STUDY > WHISPERS IN THE NIGHT
I Don’t Dream
Quite often when I’m offering dream interpretation at events numerous people will walk by saying: “I’m sorry, I don’t dream” (Why they need to apologise for this, I’m never quite sure!)
The point I’m trying to make here is that everyone dreams every night – most people simply don’t remember them.
In Western cultures we have been so influenced by the logic promoted by the ancient Greeks, that we accept as “truth” that dreams are not important. Our brains are wonderful pieces of ingenuity that deal with so much information each day it’s a wonder it doesn’t explode! It copes by using a kind of programming: what is important and what isn’t. Your brain will use this programming to work out what it needs to remember (Important) and what it doesn’t (Unimportant). By being told things from an early age like “It was just a dream” our brains programme dreams as unimportant and therefore doesn’t remember them – or if you do remember it on waking you forget it very soon afterwards.
Other cultures, such as those from the middle or far-east, still view dreams as being important, so people from these areas remember more of their dreams because of the way their brains have been programmed.
So, if you want to remember more of your dreams – it’ll involve reprogramming your brain! Don’t worry – this is not a painful process.
- As you get ready for bed try telling yourself that you want to remember any dreams that you do have during the night.

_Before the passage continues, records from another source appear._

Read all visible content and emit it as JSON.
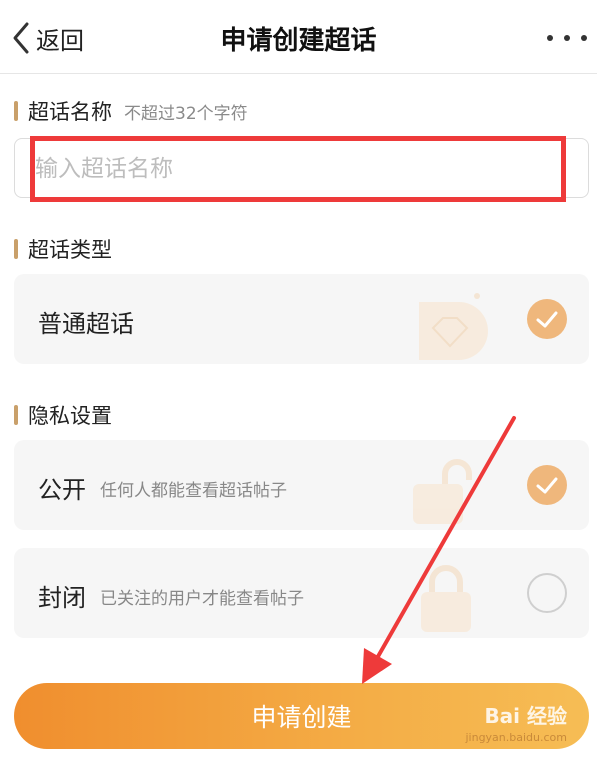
{
  "nav": {
    "back_label": "返回",
    "title": "申请创建超话"
  },
  "name_section": {
    "label": "超话名称",
    "hint": "不超过32个字符",
    "placeholder": "输入超话名称",
    "value": ""
  },
  "type_section": {
    "label": "超话类型",
    "options": [
      {
        "title": "普通超话",
        "selected": true
      }
    ]
  },
  "privacy_section": {
    "label": "隐私设置",
    "options": [
      {
        "title": "公开",
        "desc": "任何人都能查看超话帖子",
        "selected": true
      },
      {
        "title": "封闭",
        "desc": "已关注的用户才能查看帖子",
        "selected": false
      }
    ]
  },
  "submit_label": "申请创建",
  "watermark": {
    "logo": "Bai 经验",
    "sub": "jingyan.baidu.com"
  },
  "colors": {
    "accent": "#efb77c",
    "button_start": "#f08e2e",
    "button_end": "#f6bd55",
    "annotation": "#ee3a3a",
    "section_bar": "#c9a06a"
  }
}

- If you do wake up remembering a dream try to record it as soon as possible – speak it into your phone, write it down, draw a picture of it – whatever will help you to remember the dream.
- Waking up before your alarm goes off can also be beneficial to remembering dreams

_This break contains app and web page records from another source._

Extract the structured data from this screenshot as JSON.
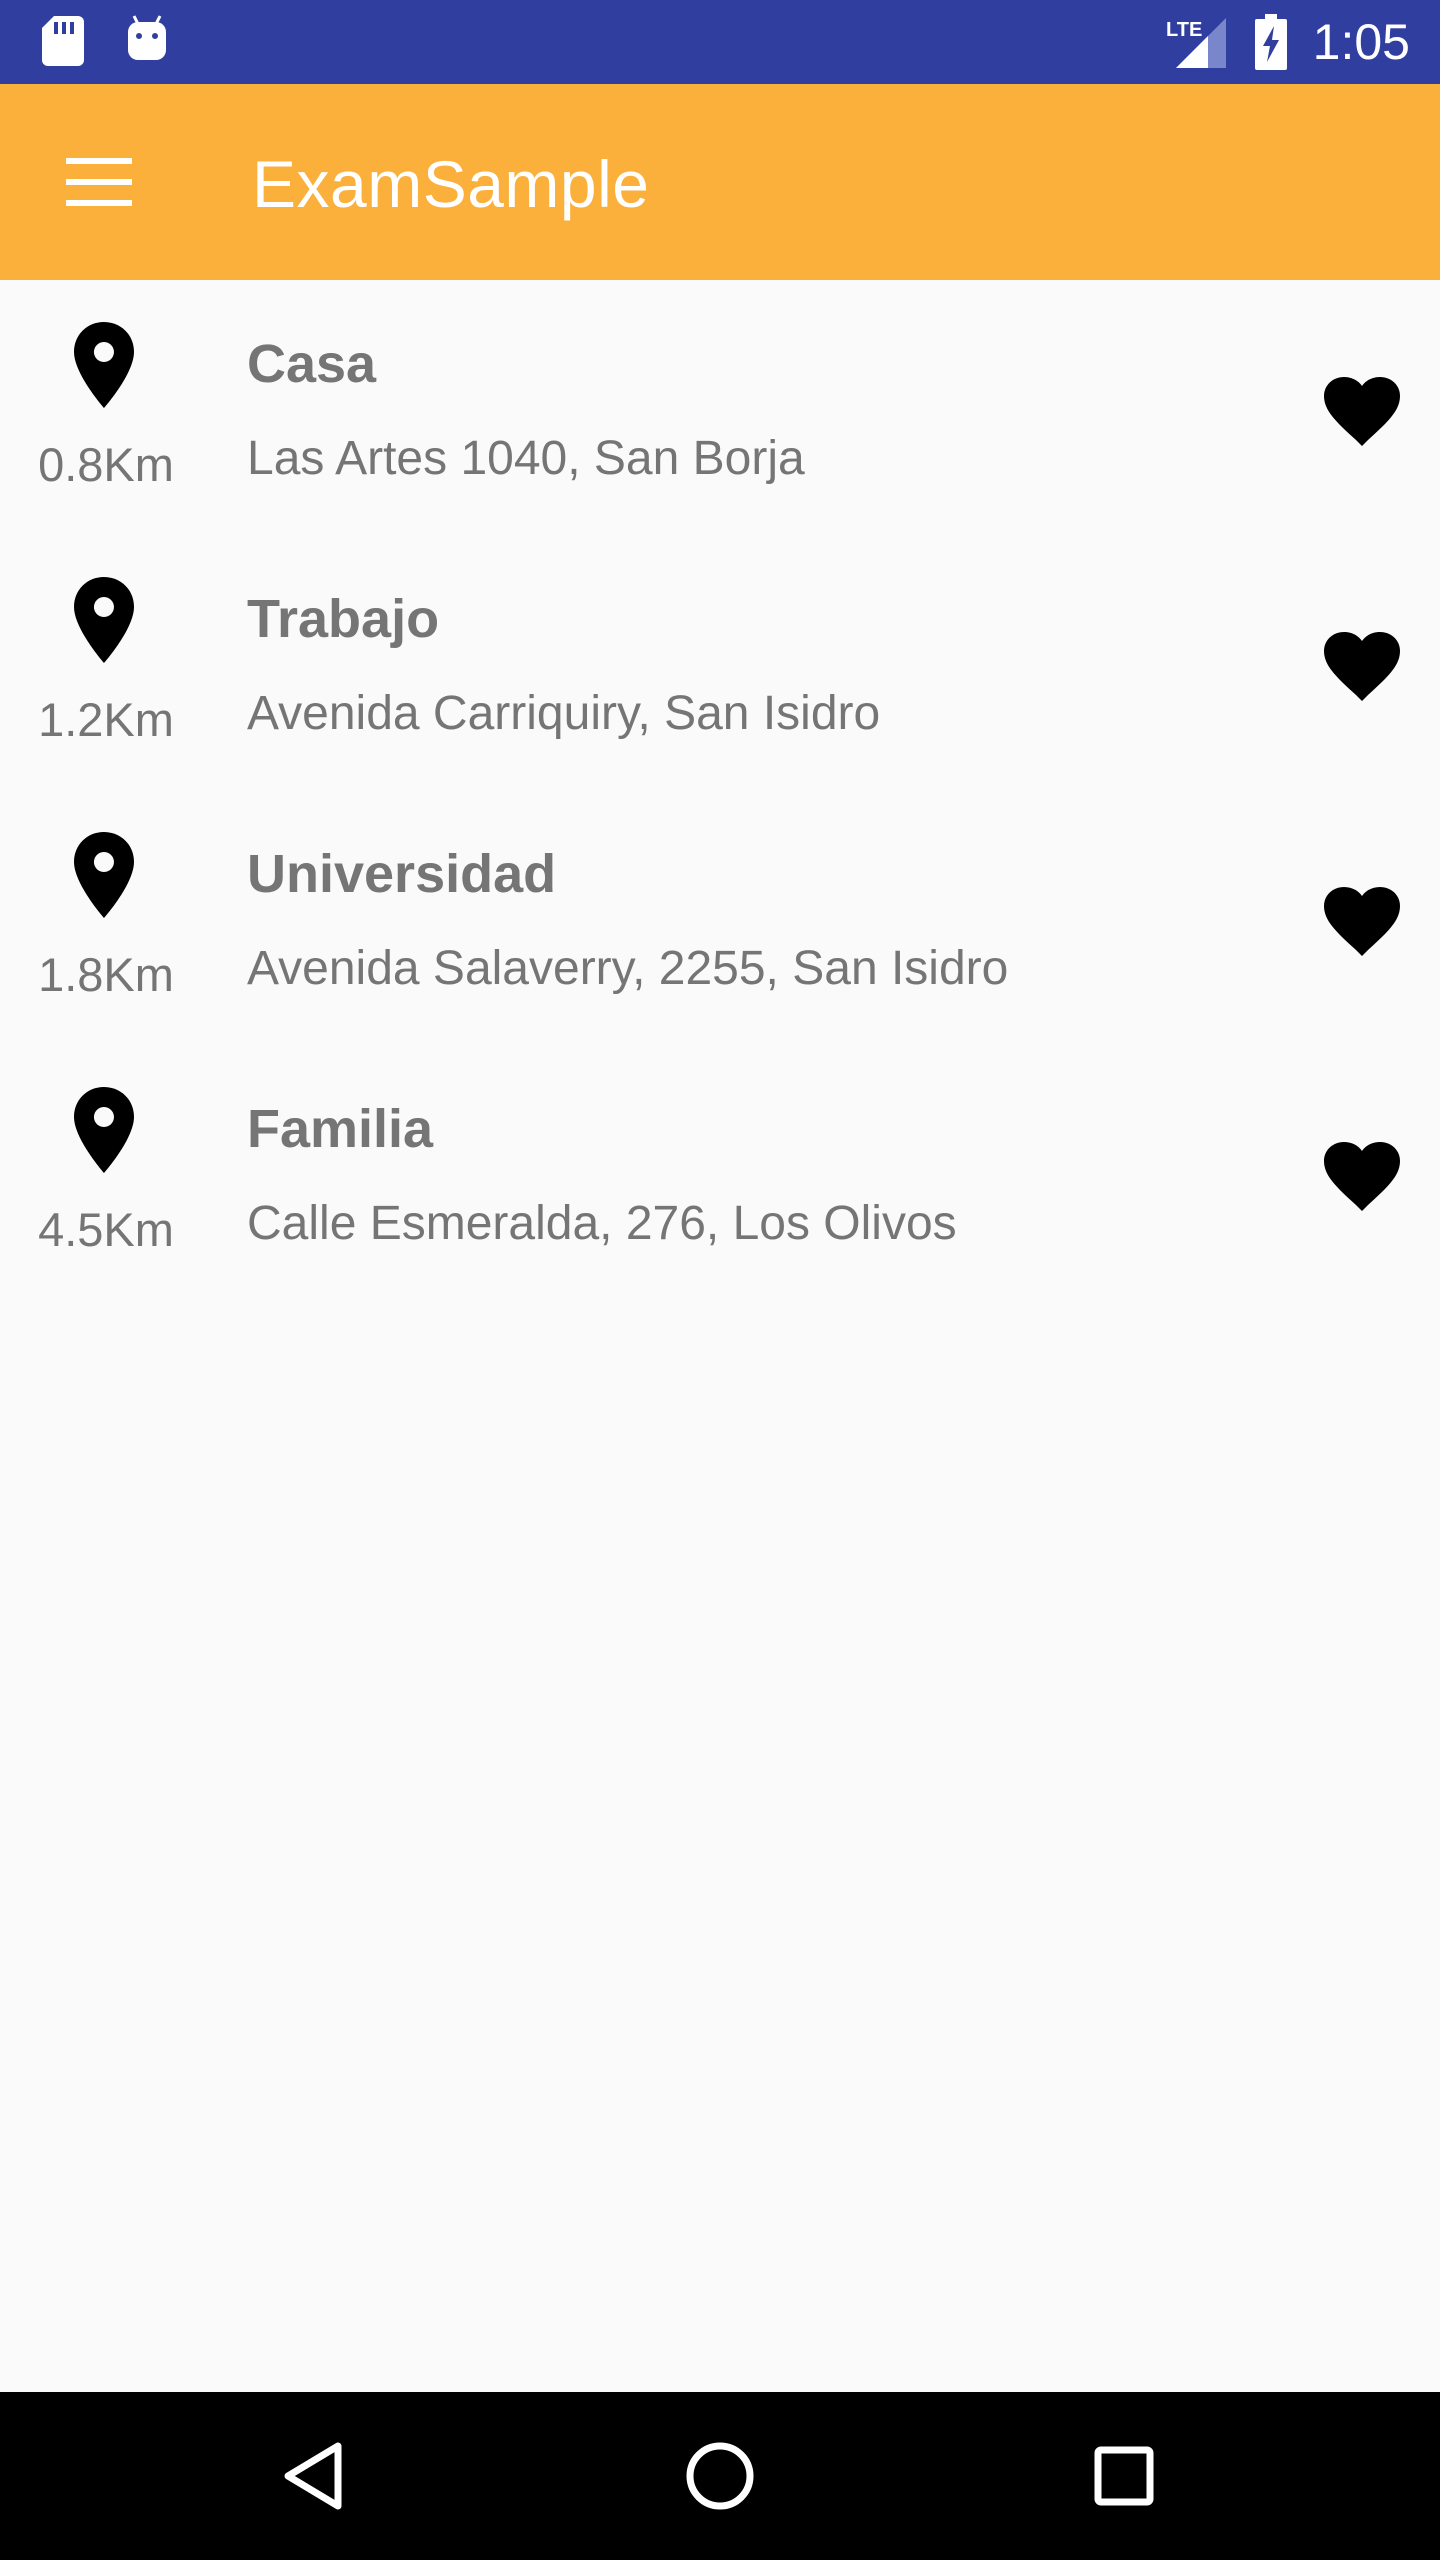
{
  "status_bar": {
    "time": "1:05",
    "network_label": "LTE",
    "icons": [
      "sd-card-icon",
      "android-icon",
      "lte-signal-icon",
      "battery-charging-icon"
    ]
  },
  "app_bar": {
    "title": "ExamSample",
    "menu_icon": "hamburger-menu-icon",
    "background_color": "#FBB03B"
  },
  "places": [
    {
      "name": "Casa",
      "address": "Las Artes 1040, San Borja",
      "distance": "0.8Km"
    },
    {
      "name": "Trabajo",
      "address": "Avenida Carriquiry, San Isidro",
      "distance": "1.2Km"
    },
    {
      "name": "Universidad",
      "address": "Avenida Salaverry, 2255, San Isidro",
      "distance": "1.8Km"
    },
    {
      "name": "Familia",
      "address": "Calle Esmeralda, 276, Los Olivos",
      "distance": "4.5Km"
    }
  ],
  "nav_bar": {
    "icons": [
      "back-icon",
      "home-icon",
      "recents-icon"
    ]
  },
  "colors": {
    "status_bar": "#303F9F",
    "app_bar": "#FBB03B",
    "text_secondary": "#757575",
    "background": "#FAFAFA"
  }
}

The more that your brain is reprogrammed to remember dreams, the more you will find you remember. It won’t happen overnight, but very soon you will find you are starting to remember more and more of your dreams. Then you are faced with the fun of working out what they mean ………..